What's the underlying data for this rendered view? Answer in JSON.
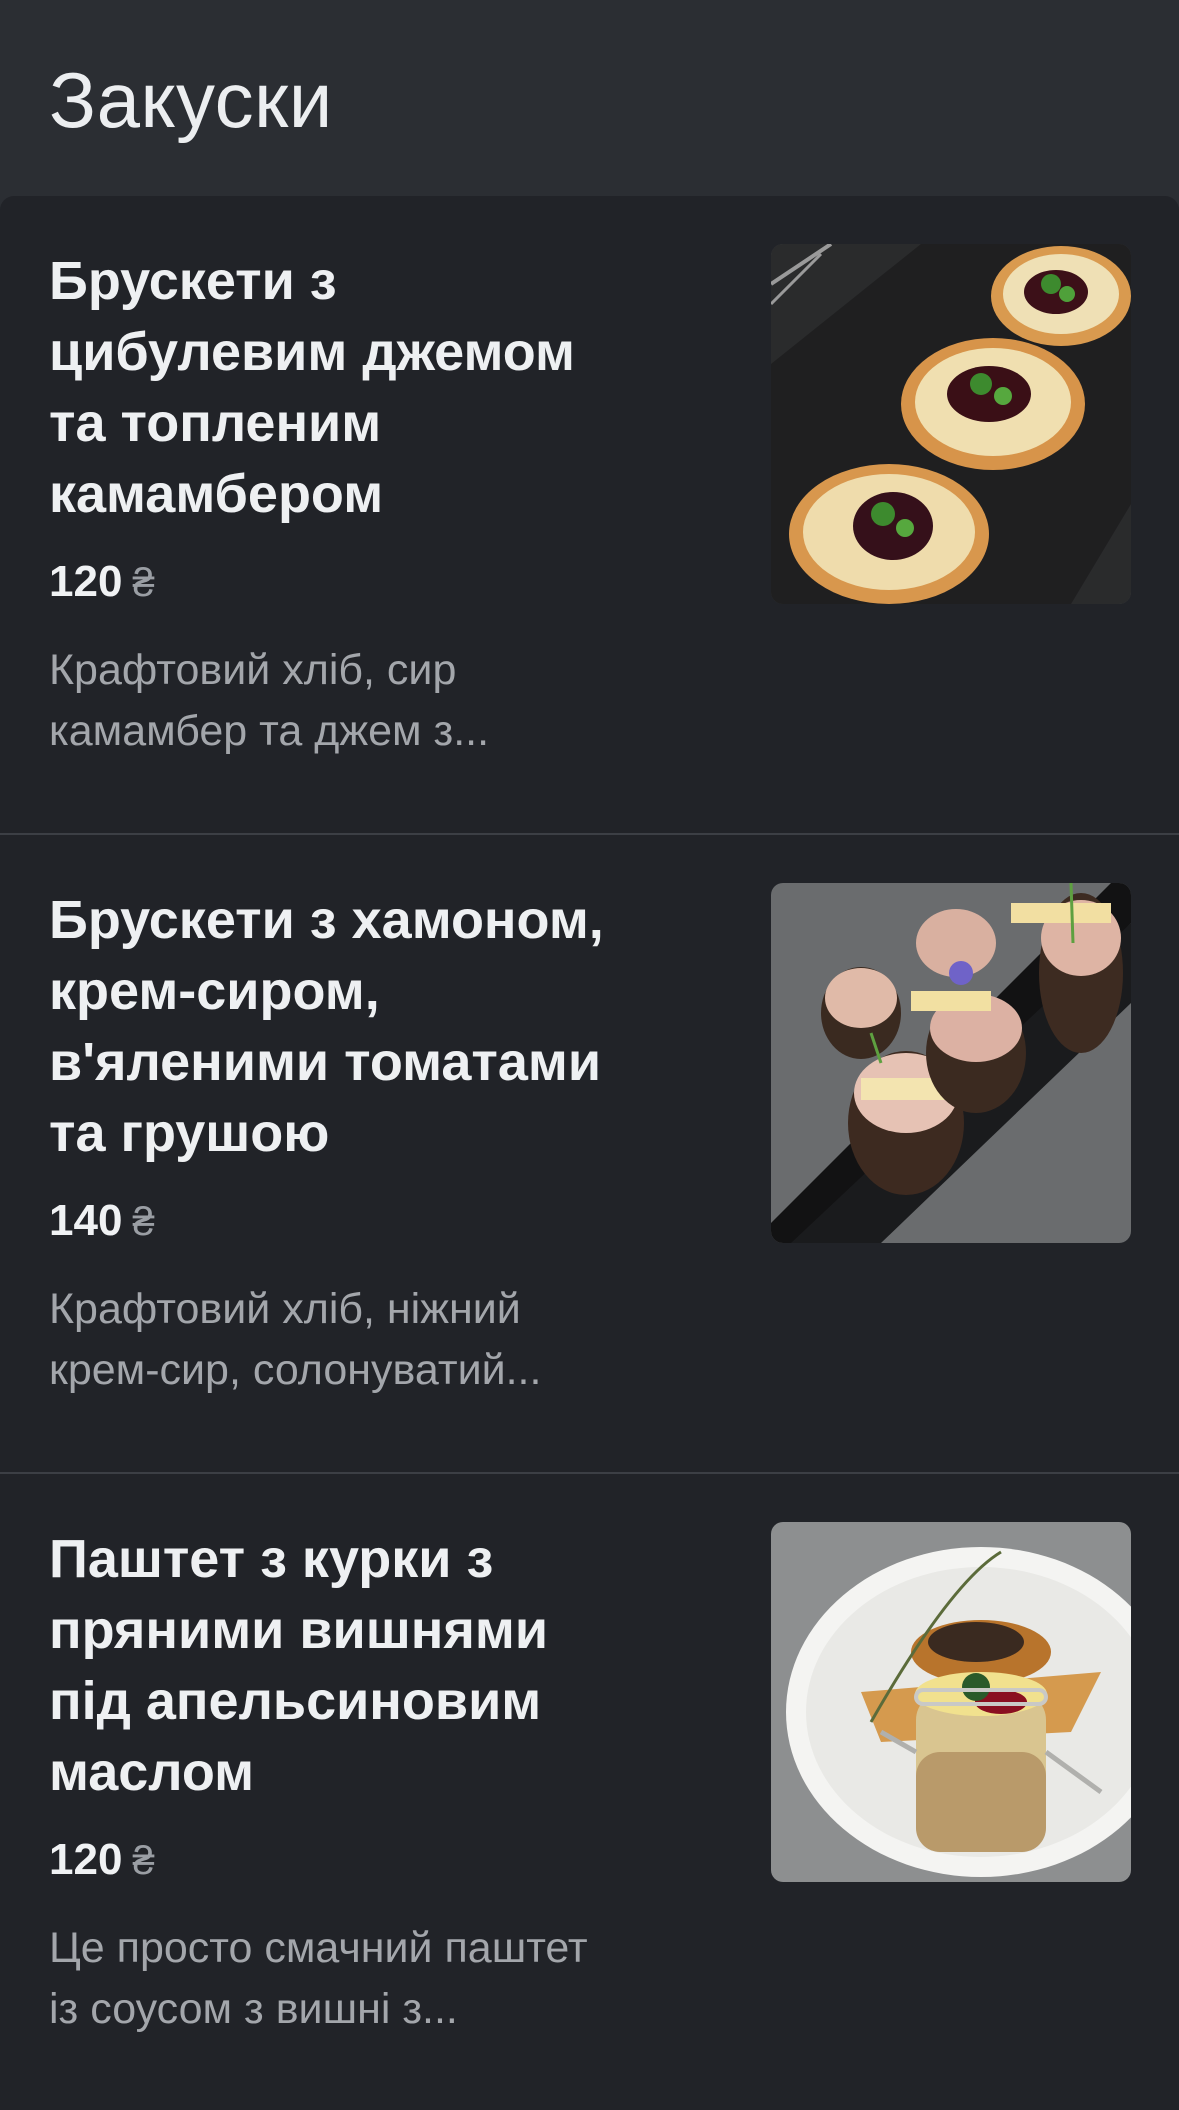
{
  "section": {
    "title": "Закуски"
  },
  "items": [
    {
      "title_lines": [
        "Брускети з",
        "цибулевим джемом",
        "та топленим",
        "камамбером"
      ],
      "price": "120",
      "currency": "₴",
      "description_lines": [
        "Крафтовий хліб, сир",
        "камамбер та джем з..."
      ],
      "image": "bruschetta-onion-jam-camembert-photo"
    },
    {
      "title_lines": [
        "Брускети з хамоном,",
        "крем-сиром,",
        "в'яленими томатами",
        "та грушою"
      ],
      "price": "140",
      "currency": "₴",
      "description_lines": [
        "Крафтовий хліб, ніжний",
        "крем-сир, солонуватий..."
      ],
      "image": "bruschetta-jamon-photo"
    },
    {
      "title_lines": [
        "Паштет з курки з",
        "пряними вишнями",
        "під апельсиновим",
        "маслом"
      ],
      "price": "120",
      "currency": "₴",
      "description_lines": [
        "Це просто смачний паштет",
        "із соусом з вишні з..."
      ],
      "image": "chicken-pate-jar-photo"
    }
  ],
  "colors": {
    "header_bg": "#2b2e33",
    "list_bg": "#212328",
    "text_primary": "#eef0f2",
    "text_secondary": "#a3a6ab"
  }
}
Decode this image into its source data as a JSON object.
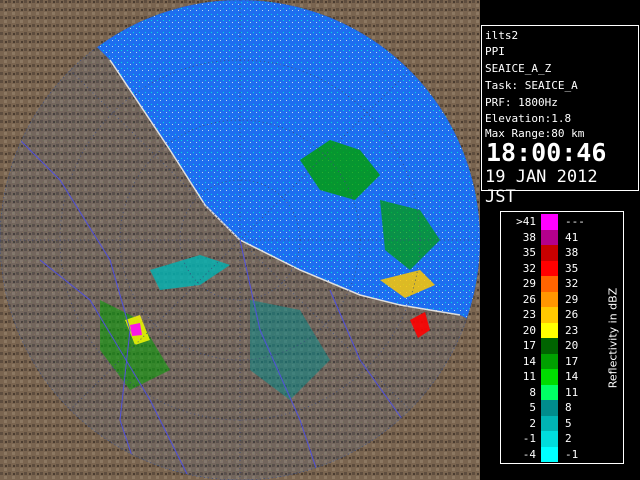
{
  "info": {
    "station": "ilts2",
    "product": "PPI",
    "task_name": "SEAICE_A_Z",
    "task": "Task: SEAICE_A",
    "prf": "PRF: 1800Hz",
    "elevation": "Elevation:1.8",
    "max_range": "Max Range:80 km",
    "time": "18:00:46",
    "date": "19 JAN 2012 JST"
  },
  "legend": {
    "title": "Reflectivity in dBZ",
    "bins": [
      {
        "low": ">41",
        "high": "---",
        "color": "#ff00ff"
      },
      {
        "low": "38",
        "high": "41",
        "color": "#b4008c"
      },
      {
        "low": "35",
        "high": "38",
        "color": "#c80000"
      },
      {
        "low": "32",
        "high": "35",
        "color": "#ff0000"
      },
      {
        "low": "29",
        "high": "32",
        "color": "#ff6400"
      },
      {
        "low": "26",
        "high": "29",
        "color": "#ff9600"
      },
      {
        "low": "23",
        "high": "26",
        "color": "#ffc800"
      },
      {
        "low": "20",
        "high": "23",
        "color": "#ffff00"
      },
      {
        "low": "17",
        "high": "20",
        "color": "#006400"
      },
      {
        "low": "14",
        "high": "17",
        "color": "#00a000"
      },
      {
        "low": "11",
        "high": "14",
        "color": "#00dc00"
      },
      {
        "low": "8",
        "high": "11",
        "color": "#00ff64"
      },
      {
        "low": "5",
        "high": "8",
        "color": "#008c8c"
      },
      {
        "low": "2",
        "high": "5",
        "color": "#00b4b4"
      },
      {
        "low": "-1",
        "high": "2",
        "color": "#00dcdc"
      },
      {
        "low": "-4",
        "high": "-1",
        "color": "#00ffff"
      }
    ]
  },
  "map": {
    "sea_color": "#1e6ef0",
    "land_color": "#786452",
    "range_ring_color": "#324678",
    "boundary_color": "#5050dc"
  }
}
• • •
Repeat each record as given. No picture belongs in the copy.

**RESULT OF THE TASK:**
What's the underlying data for this rendered view? Answer in JSON.
{
  "section": {
    "title": "Закуски"
  },
  "items": [
    {
      "title_lines": [
        "Брускети з",
        "цибулевим джемом",
        "та топленим",
        "камамбером"
      ],
      "price": "120",
      "currency": "₴",
      "description_lines": [
        "Крафтовий хліб, сир",
        "камамбер та джем з..."
      ],
      "image": "bruschetta-onion-jam-camembert-photo"
    },
    {
      "title_lines": [
        "Брускети з хамоном,",
        "крем-сиром,",
        "в'яленими томатами",
        "та грушою"
      ],
      "price": "140",
      "currency": "₴",
      "description_lines": [
        "Крафтовий хліб, ніжний",
        "крем-сир, солонуватий..."
      ],
      "image": "bruschetta-jamon-photo"
    },
    {
      "title_lines": [
        "Паштет з курки з",
        "пряними вишнями",
        "під апельсиновим",
        "маслом"
      ],
      "price": "120",
      "currency": "₴",
      "description_lines": [
        "Це просто смачний паштет",
        "із соусом з вишні з..."
      ],
      "image": "chicken-pate-jar-photo"
    }
  ],
  "colors": {
    "header_bg": "#2b2e33",
    "list_bg": "#212328",
    "text_primary": "#eef0f2",
    "text_secondary": "#a3a6ab"
  }
}
Decode this image into its source data as a JSON object.
{
  "info": {
    "station": "ilts2",
    "product": "PPI",
    "task_name": "SEAICE_A_Z",
    "task": "Task: SEAICE_A",
    "prf": "PRF: 1800Hz",
    "elevation": "Elevation:1.8",
    "max_range": "Max Range:80 km",
    "time": "18:00:46",
    "date": "19 JAN 2012 JST"
  },
  "legend": {
    "title": "Reflectivity in dBZ",
    "bins": [
      {
        "low": ">41",
        "high": "---",
        "color": "#ff00ff"
      },
      {
        "low": "38",
        "high": "41",
        "color": "#b4008c"
      },
      {
        "low": "35",
        "high": "38",
        "color": "#c80000"
      },
      {
        "low": "32",
        "high": "35",
        "color": "#ff0000"
      },
      {
        "low": "29",
        "high": "32",
        "color": "#ff6400"
      },
      {
        "low": "26",
        "high": "29",
        "color": "#ff9600"
      },
      {
        "low": "23",
        "high": "26",
        "color": "#ffc800"
      },
      {
        "low": "20",
        "high": "23",
        "color": "#ffff00"
      },
      {
        "low": "17",
        "high": "20",
        "color": "#006400"
      },
      {
        "low": "14",
        "high": "17",
        "color": "#00a000"
      },
      {
        "low": "11",
        "high": "14",
        "color": "#00dc00"
      },
      {
        "low": "8",
        "high": "11",
        "color": "#00ff64"
      },
      {
        "low": "5",
        "high": "8",
        "color": "#008c8c"
      },
      {
        "low": "2",
        "high": "5",
        "color": "#00b4b4"
      },
      {
        "low": "-1",
        "high": "2",
        "color": "#00dcdc"
      },
      {
        "low": "-4",
        "high": "-1",
        "color": "#00ffff"
      }
    ]
  },
  "map": {
    "sea_color": "#1e6ef0",
    "land_color": "#786452",
    "range_ring_color": "#324678",
    "boundary_color": "#5050dc"
  }
}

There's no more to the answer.